The GE9X accessory drive train in the Rivalta shop.

“The exceptional thing is that for the GE9X we were able to run the FETT (First Engine to Test, ed.) in advance, so that any obstacles or difficulties could be identified in good time. Almost a year passed between the first and second engine tested: precious time to apply all the learning and make the necessary adjustments. For the engineers, it was tantamount to redesigning the GE9X!”

There were of course obstacles and hindrances to such an undertaking, but these were tackled with positive energy and determination to reach a level of zero defects. “Thinking about it, the time taken to overcome each phase was very little in relation to the technological complexity and commitment required. In August 2013, we went from being GE's external partners to being part of the same family, which certainly came with the advantage of synergy, but at the same time it came with very stringent expectations and needs. It was like jumping from a high-speed train onto a rocket: new rules and systems, and a precise timetable to be followed, all while introducing totally new innovations into aeronautics, such as blades made using additive manufacturing and the ETS (engine turning system, ed.).”

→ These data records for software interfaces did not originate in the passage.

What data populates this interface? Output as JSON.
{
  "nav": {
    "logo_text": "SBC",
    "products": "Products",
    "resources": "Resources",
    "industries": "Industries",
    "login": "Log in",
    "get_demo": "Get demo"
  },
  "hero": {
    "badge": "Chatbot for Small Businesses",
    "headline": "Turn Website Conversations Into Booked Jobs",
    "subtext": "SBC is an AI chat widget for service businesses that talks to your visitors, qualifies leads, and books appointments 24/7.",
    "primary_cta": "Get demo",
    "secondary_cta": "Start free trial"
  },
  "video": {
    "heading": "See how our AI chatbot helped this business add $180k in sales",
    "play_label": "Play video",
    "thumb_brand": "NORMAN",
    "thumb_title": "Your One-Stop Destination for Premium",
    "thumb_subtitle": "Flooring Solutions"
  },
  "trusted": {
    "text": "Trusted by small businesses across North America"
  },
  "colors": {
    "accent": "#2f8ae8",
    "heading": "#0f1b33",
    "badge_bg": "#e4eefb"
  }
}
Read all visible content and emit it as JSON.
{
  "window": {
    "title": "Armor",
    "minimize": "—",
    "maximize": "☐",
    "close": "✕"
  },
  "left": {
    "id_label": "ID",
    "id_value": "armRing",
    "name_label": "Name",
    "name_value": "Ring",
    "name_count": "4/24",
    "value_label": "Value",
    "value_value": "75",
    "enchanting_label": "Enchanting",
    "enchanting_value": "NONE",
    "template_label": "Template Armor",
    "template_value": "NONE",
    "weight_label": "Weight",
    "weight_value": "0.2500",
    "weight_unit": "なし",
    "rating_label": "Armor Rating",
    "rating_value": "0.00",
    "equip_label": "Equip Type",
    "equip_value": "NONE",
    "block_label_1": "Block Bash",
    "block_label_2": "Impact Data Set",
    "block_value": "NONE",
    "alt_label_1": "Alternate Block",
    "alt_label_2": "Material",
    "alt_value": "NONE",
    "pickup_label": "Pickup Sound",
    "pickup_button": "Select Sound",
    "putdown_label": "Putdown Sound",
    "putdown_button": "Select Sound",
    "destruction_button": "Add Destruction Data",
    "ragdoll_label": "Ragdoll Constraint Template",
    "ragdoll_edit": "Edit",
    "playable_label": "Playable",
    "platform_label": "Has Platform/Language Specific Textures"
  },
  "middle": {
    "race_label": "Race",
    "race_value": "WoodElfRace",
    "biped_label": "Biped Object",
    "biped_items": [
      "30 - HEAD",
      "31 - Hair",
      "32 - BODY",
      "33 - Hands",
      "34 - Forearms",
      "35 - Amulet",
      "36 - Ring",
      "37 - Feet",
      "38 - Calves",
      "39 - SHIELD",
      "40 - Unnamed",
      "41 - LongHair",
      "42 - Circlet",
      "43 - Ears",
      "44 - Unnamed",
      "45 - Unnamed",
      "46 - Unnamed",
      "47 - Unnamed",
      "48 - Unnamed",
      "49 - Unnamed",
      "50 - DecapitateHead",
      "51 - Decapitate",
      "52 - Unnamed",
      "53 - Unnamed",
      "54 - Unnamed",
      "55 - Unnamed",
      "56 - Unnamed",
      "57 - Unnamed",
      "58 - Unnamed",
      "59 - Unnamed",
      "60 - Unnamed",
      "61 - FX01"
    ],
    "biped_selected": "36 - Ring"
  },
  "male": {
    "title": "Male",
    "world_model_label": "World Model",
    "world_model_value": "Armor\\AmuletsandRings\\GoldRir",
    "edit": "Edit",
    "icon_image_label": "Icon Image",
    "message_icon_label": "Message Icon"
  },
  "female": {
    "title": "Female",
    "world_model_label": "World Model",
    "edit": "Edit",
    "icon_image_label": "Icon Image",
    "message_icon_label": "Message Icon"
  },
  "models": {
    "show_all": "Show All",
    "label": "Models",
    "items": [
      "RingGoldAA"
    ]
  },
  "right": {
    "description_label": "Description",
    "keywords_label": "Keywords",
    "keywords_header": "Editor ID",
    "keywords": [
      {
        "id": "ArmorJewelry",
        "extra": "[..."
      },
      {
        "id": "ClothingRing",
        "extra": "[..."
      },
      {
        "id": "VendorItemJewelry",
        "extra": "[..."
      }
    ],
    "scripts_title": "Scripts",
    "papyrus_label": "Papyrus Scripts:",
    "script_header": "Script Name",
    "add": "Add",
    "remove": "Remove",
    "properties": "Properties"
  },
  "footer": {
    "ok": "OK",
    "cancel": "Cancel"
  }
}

The technologies contained in the GE9X, from the 4th-generation composite fan blades through to the entire engine, are of the highest level and make it not only very powerful and efficient but also the quietest engine ever produced by GE. Avio Aero's innovative contribution encompassed the aerodynamics (flawlessly combined with the LPT mechanical integration), the 3D-printed turbine blades (which weigh 50% less than traditional blades) and excellent performance and reliability for the accessory drive train.

Maria Giuseppina Motta, Avio Aero.

"The GE9X is just the arrival point of the forefront and diversified lineage of engines: it closes a 10 years’ circle of strong technical experience and commercial success"

What makes the innovation truly exclusive is the ETS mentioned by Salvano, “a system that didn’t exist before and that meets a specific Boeing requirement in that it allows the time between flights to be minimized. It kicks in at landing, keeping the engine rotating intermittently at 1 round per minute, so that it can be restarted in a stable condition, allowing immediate take off again.”

To date, the GE9X, despite the global crisis, has accumulated orders and options for more than 600 engines. This is due to investment in research and innovation that, according to Maria Giuseppina Motta, “position the GE9X as just the arrival point of the forefront and diversified lineage of engines: it closes a 10 years’ circle of strong technical experience and commercial success.”

A circle that has represented a huge chunk of Sergio Salvano’s professional life. “I’ve worked on the turbine for a lifetime, and this is the greatest satisfaction of my career; the culmination of a journey that began in 1990 in Cincinnati. One continuous parable of growth and learning, sometimes slower than others, but always ready to pick up the pace with determination, aspiring to the next challenging goal.”

Cover photo credits, Rob Butler for GE Aviation ©